Since National Public Radio is a taxpayer-funded liberal sandbox, you can find examples nearly every day of NPR conducting a conversation with its liberal audience on all the liberal obsessions of the moment, like the new political-correctness theme of “cultural appropriation,” like being mad at Justin Bieber for wearing dreadlocks, because that’s a black thing.
This week, NPR asked “When Is It OK To Profit From Cooking Other Cultures' Food?” In other words, is it okay for an Indian-American to run a pizza joint, or an Italian to run an Indian restaurant? If you're a white guy cooking Mexican food, it is racist or "neocolonialist"? Apparently, to the Left, you should “stick to your own kind” when selling food.
In the April 4 edition of Notable Quotables the liberal media: Barack Obama’s trip to Cuba inspires journalists to sing communism’s praises and worry about capitalism ruining that country’s “charm.” Meanwhile, anchors at PBS and CBS slam Ted Cruz for his “ugly” anti-terrorism policies and a former New York Times editor decries sexist persecution of “fundamentally honest” Hillary Clinton.
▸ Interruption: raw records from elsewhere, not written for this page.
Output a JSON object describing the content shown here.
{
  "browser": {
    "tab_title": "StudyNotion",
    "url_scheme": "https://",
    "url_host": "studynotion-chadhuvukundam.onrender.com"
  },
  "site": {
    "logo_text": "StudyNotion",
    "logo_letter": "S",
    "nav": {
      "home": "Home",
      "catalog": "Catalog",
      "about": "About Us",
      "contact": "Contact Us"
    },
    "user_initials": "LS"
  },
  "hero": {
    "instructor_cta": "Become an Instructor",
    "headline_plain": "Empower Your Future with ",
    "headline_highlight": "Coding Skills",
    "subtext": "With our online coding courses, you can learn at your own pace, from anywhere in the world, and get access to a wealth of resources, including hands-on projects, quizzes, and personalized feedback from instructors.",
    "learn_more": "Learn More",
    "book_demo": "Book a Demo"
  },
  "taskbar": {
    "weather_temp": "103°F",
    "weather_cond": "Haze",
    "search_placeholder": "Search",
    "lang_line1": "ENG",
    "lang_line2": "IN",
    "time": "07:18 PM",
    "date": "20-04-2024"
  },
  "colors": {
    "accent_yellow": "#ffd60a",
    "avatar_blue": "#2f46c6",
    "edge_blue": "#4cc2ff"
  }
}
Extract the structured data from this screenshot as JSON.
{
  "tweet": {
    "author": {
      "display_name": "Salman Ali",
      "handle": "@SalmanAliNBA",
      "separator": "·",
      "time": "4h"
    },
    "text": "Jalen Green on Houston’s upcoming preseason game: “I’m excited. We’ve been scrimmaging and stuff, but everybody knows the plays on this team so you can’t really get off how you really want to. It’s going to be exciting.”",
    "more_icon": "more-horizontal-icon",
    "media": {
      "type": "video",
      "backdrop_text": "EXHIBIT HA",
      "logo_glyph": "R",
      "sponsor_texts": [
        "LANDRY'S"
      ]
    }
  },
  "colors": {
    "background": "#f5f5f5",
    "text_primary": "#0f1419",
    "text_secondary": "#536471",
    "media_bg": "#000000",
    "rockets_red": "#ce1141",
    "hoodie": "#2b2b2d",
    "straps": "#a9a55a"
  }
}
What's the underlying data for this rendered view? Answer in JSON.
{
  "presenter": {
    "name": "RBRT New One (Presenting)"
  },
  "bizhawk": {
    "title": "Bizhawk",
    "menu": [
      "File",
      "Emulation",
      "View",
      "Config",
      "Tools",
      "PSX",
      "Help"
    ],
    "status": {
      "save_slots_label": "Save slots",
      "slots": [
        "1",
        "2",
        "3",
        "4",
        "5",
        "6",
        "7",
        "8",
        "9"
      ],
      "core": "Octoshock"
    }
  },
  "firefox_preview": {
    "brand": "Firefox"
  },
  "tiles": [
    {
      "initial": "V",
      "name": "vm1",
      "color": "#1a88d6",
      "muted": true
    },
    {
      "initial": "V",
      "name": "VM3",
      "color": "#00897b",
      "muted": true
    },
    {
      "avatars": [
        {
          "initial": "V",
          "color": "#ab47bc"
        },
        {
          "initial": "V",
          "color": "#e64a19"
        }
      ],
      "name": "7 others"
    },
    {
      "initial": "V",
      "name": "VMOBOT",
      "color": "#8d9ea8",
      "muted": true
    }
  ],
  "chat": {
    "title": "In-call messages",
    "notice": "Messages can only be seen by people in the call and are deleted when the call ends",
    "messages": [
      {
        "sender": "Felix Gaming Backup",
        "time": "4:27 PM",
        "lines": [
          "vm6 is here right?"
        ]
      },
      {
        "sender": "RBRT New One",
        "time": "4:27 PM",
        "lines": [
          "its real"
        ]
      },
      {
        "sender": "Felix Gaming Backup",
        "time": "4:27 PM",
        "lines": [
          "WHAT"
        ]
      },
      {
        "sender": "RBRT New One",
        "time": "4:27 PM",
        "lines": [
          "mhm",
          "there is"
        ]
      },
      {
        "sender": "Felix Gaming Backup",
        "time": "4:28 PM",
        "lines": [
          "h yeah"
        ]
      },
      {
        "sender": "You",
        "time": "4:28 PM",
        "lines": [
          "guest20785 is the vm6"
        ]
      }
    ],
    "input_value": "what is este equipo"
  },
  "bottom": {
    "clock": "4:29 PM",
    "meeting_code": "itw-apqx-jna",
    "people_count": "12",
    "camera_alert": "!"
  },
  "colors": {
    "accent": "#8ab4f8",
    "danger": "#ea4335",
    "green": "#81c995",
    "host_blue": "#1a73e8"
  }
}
Wednesday morning, Tim Graham at NewsBusters observed how pseudo-conservative David Brooks, who is no fan of Donald Trump, gave the current GOP frontrunner credit for having "destroyed a dying husk" of "obsolete Reagan ideology" in the Republican Party.
That's fascinating stuff, given the catch of the day by Instapundit's Ed Driscoll. You see, 12 years ago, Brooks gave Reagan credit for having transformed the party and conservatism "from a past- and loss-oriented movement to a future- and possibility-oriented one." In other words, even Dense David recognized at the time that Reagan's positive tone and belief in American exceptionalism — a term which the left, up to and including President Obama, has tried to ridicule out of existence — were the foundation for how Reagan, in Brooks's words, "embraced America as a revolutionary force."
NPR's Scott Horsley acted as a stenographer for President Obama on Tuesday's Morning Edition, as he reported on the Democrat's Monday slam of the news media. Horsley played up how the President "spoke as a politician who's been on the receiving end of tough questions; but also as a somewhat cranky news consumer who thinks too many reporters are falling down on the job." The correspondent also turned to a talking head who backed up Obama's criticism of the press.
David Brooks, the fake conservative half of public broadcasting on Friday – the one day they pretend to let conservatives on the taxpayer-funded airwaves – forecast on Friday's All Things Considered on NPR that Donald Trump has done one positive thing – destroyed the “dying husk” of obsolete Reaganism in the Republican Party. Naturally, his liberal radio counterpart E.J. Dionne agreed, hoping for a more liberal, domesticated GOP.
MSNBC might have to build a deeper tank . . . so Cokie Roberts can dive into it for Hillary. On today's Morning Joe, Roberts of NPR complained about the resources the FBI is devoting to the investigation of Hillary Clinton's misuse of email. Carped Cokie: "Don't they have other problems? There's no crime in the country they should be worrying about?"
Roberts' timing could hardly have been worse. Just moments before, Joe Scarborough pointed out that last week it was revealed that 22 of the emails on Hillary's server "were so sensitive that the State Department said releasing them would cause grave danger to the United States national security." Not worth investigating, Cokie? Really?